Taken in the context of the entire speech, Reichert makes it absolutely clear that conservative Republicans should ignore his handful of moderate votes on things like the environment because “certain votes have to be taken” in order to “keep the seat.” Reichert bluntly (and stupidly) told the audience that the leadership tells him when to vote against them, and that is exactly what his audience of Republican elected officials understood him to say. How do I know? Two of them told me. State Rep. Toby Nixon (R-45) called the confession “shocking,” but went on to explain…

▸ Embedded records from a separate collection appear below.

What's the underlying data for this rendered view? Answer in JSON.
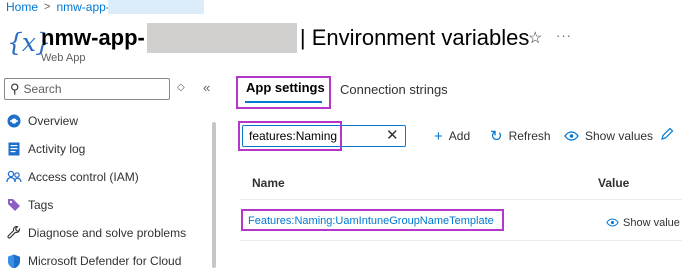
{
  "breadcrumb": {
    "home": "Home",
    "separator": ">",
    "app": "nmw-app-"
  },
  "header": {
    "icon_text": "{x}",
    "app_name": "nmw-app-",
    "page_title": "| Environment variables",
    "subtitle": "Web App",
    "favorite_icon": "☆",
    "more_icon": "···"
  },
  "sidebar": {
    "search_placeholder": "Search",
    "items": [
      {
        "label": "Overview",
        "icon": "overview-icon"
      },
      {
        "label": "Activity log",
        "icon": "activity-log-icon"
      },
      {
        "label": "Access control (IAM)",
        "icon": "people-icon"
      },
      {
        "label": "Tags",
        "icon": "tag-icon"
      },
      {
        "label": "Diagnose and solve problems",
        "icon": "wrench-icon"
      },
      {
        "label": "Microsoft Defender for Cloud",
        "icon": "shield-icon"
      }
    ]
  },
  "tabs": {
    "app_settings": "App settings",
    "connection_strings": "Connection strings"
  },
  "toolbar": {
    "filter_value": "features:Naming",
    "add": "Add",
    "refresh": "Refresh",
    "show_values": "Show values"
  },
  "table": {
    "columns": {
      "name": "Name",
      "value": "Value"
    },
    "rows": [
      {
        "name": "Features:Naming:UamIntuneGroupNameTemplate",
        "value_action": "Show value"
      }
    ]
  },
  "colors": {
    "accent": "#0078d4",
    "highlight": "#b337c9",
    "redaction": "#d2d0ce"
  }
}
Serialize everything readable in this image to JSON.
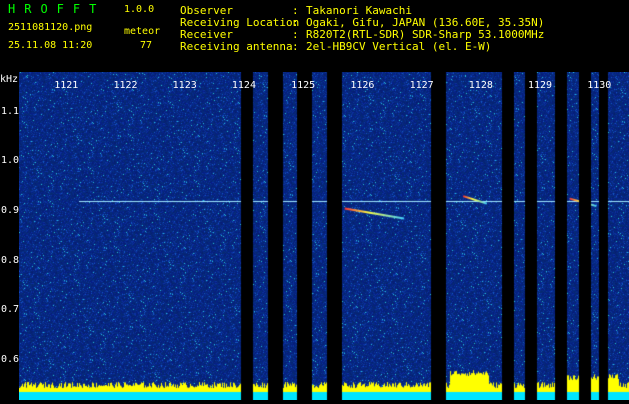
{
  "header": {
    "app_title": "HROFFT",
    "app_version": "1.0.0",
    "file_name": "2511081120.png",
    "datetime": "25.11.08 11:20",
    "meteor_label": "meteor",
    "meteor_count": "77"
  },
  "info": [
    {
      "key": "Observer",
      "colon": ":",
      "value": "Takanori Kawachi"
    },
    {
      "key": "Receiving Location",
      "colon": ":",
      "value": "Ogaki, Gifu, JAPAN (136.60E, 35.35N)"
    },
    {
      "key": "Receiver",
      "colon": ":",
      "value": "R820T2(RTL-SDR) SDR-Sharp 53.1000MHz"
    },
    {
      "key": "Receiving antenna",
      "colon": ":",
      "value": "2el-HB9CV Vertical (el. E-W)"
    }
  ],
  "colors": {
    "title": "#00ff00",
    "text": "#ffff00",
    "axis": "#ffffff",
    "background": "#061f7a",
    "gap": "#000000"
  },
  "chart_data": {
    "type": "heatmap",
    "ylabel": "kHz",
    "yticks": [
      "1.1",
      "1.0",
      "0.9",
      "0.8",
      "0.7",
      "0.6"
    ],
    "y_values": [
      1.1,
      1.0,
      0.9,
      0.8,
      0.7,
      0.6
    ],
    "ylim": [
      0.58,
      1.18
    ],
    "xticks": [
      "1121",
      "1122",
      "1123",
      "1124",
      "1125",
      "1126",
      "1127",
      "1128",
      "1129",
      "1130"
    ],
    "x_minutes": [
      1121,
      1122,
      1123,
      1124,
      1125,
      1126,
      1127,
      1128,
      1129,
      1130
    ],
    "xlim": [
      1120,
      1130.3
    ],
    "carrier_khz": 0.92,
    "gaps_minutes": [
      [
        1123.75,
        1123.95
      ],
      [
        1124.2,
        1124.45
      ],
      [
        1124.7,
        1124.95
      ],
      [
        1125.2,
        1125.45
      ],
      [
        1126.95,
        1127.2
      ],
      [
        1128.15,
        1128.35
      ],
      [
        1128.55,
        1128.75
      ],
      [
        1129.05,
        1129.25
      ],
      [
        1129.45,
        1129.65
      ],
      [
        1129.8,
        1129.95
      ]
    ],
    "meteor_echoes": [
      {
        "start": [
          1125.5,
          0.905
        ],
        "end": [
          1126.5,
          0.885
        ]
      },
      {
        "start": [
          1127.5,
          0.93
        ],
        "end": [
          1127.9,
          0.915
        ]
      },
      {
        "start": [
          1129.3,
          0.925
        ],
        "end": [
          1129.75,
          0.91
        ]
      }
    ]
  }
}
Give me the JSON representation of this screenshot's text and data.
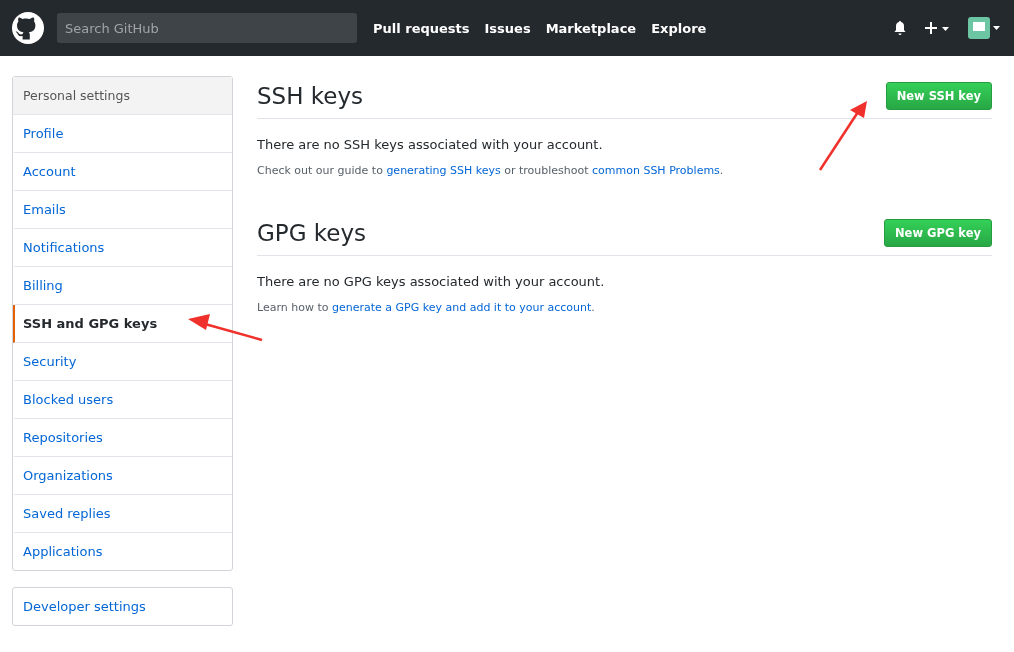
{
  "header": {
    "search": {
      "placeholder": "Search GitHub"
    },
    "nav": [
      "Pull requests",
      "Issues",
      "Marketplace",
      "Explore"
    ]
  },
  "sidebar": {
    "title": "Personal settings",
    "items": [
      {
        "label": "Profile",
        "selected": false
      },
      {
        "label": "Account",
        "selected": false
      },
      {
        "label": "Emails",
        "selected": false
      },
      {
        "label": "Notifications",
        "selected": false
      },
      {
        "label": "Billing",
        "selected": false
      },
      {
        "label": "SSH and GPG keys",
        "selected": true
      },
      {
        "label": "Security",
        "selected": false
      },
      {
        "label": "Blocked users",
        "selected": false
      },
      {
        "label": "Repositories",
        "selected": false
      },
      {
        "label": "Organizations",
        "selected": false
      },
      {
        "label": "Saved replies",
        "selected": false
      },
      {
        "label": "Applications",
        "selected": false
      }
    ],
    "developer": "Developer settings"
  },
  "sections": [
    {
      "title": "SSH keys",
      "button": "New SSH key",
      "message": "There are no SSH keys associated with your account.",
      "note": [
        {
          "kind": "text",
          "text": "Check out our guide to "
        },
        {
          "kind": "link",
          "text": "generating SSH keys"
        },
        {
          "kind": "text",
          "text": " or troubleshoot "
        },
        {
          "kind": "link",
          "text": "common SSH Problems"
        },
        {
          "kind": "text",
          "text": "."
        }
      ]
    },
    {
      "title": "GPG keys",
      "button": "New GPG key",
      "message": "There are no GPG keys associated with your account.",
      "note": [
        {
          "kind": "text",
          "text": "Learn how to "
        },
        {
          "kind": "link",
          "text": "generate a GPG key and add it to your account"
        },
        {
          "kind": "text",
          "text": "."
        }
      ]
    }
  ]
}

To be clear, by saying “it was shocking” I was expressing the surprise I felt at the time that Rep. Reichert was so open and frank about being approached in this manner, not at the fact that it happened. It is, in fact, quite common for majority party leadership to go to freshman members of their party and provide such guidance, in order to provide cover for those freshmen in their first re-election campaign when they are most vulnerable to challenge. It happens quite frequently in the Washington State House of Representatives, too.
Surely, the Times editorialists understand this. They read my blog. They’ve seen Nixon’s quote. They know how the political game is played.
And yet they continue to defend Reichert’s cynically manufactured image as a “conscience-driven independent,” because they also understand that his reelection hopes pivot on his ability to separate himself in the eyes of voters from President Bush, the Republican leadership and their failed policies at home and abroad.
That is what this latest anti-Burner editorial is all about. The DCCC ad is devastatingly effective because it uses Reichert’s own words to debunk his myth of independence. It also shows up the Times‘ stubborn defense of Reichert’s fictional independence as either stupid or dishonest. (Again, I’m guessing the latter.)
Indeed, the Times incessant Burning-bashing is almost comical in its logic. When Reichert’s media folks aren’t making up quotes out of whole cloth, they rely on single-word quotations like an ad for a bad movie… and yet it’s the Democrats who the Times accuses of lifting quotes out of context. And while Reichert has run a relentlessly negative and at times sexist campaign, it is Burner who Times editorialist Kate Riley accuses of “conjuring rage.” (Curiously, in her unsigned editorial endorsing Reichert, Riley criticizes Burner for her lack of public service, yet apparently believes she’s more than qualified to represent the voters of the 4th CD. Go figure.)
Yes, Burner has attempted to define her opponent through strongly worded TV spots, but then, so has Reichert. No wonder so many readers, bloggers and journalists have found it absolutely impossible to take seriously the Times‘ one-sided, I’m-rubber-you’re-glue, reality-distorted portrayal of this race.
The truth is, the Times doesn’t want their readers to take this race seriously, because if they seriously discussed the issues at stake — the issues that matter most to local voters — Reichert would lose. That’s why instead of editorializing on the Bush administration’s failed policy in Iraq — a policy Reichert has given every indication he would continue to support — the Times has instead chosen to focus on a bullshit, manufactured, campaign ad dispute that voters couldn’t care less about.
Reichert said what he said: he votes the way the leadership tells him to vote. And that is why he’s going to lose this election.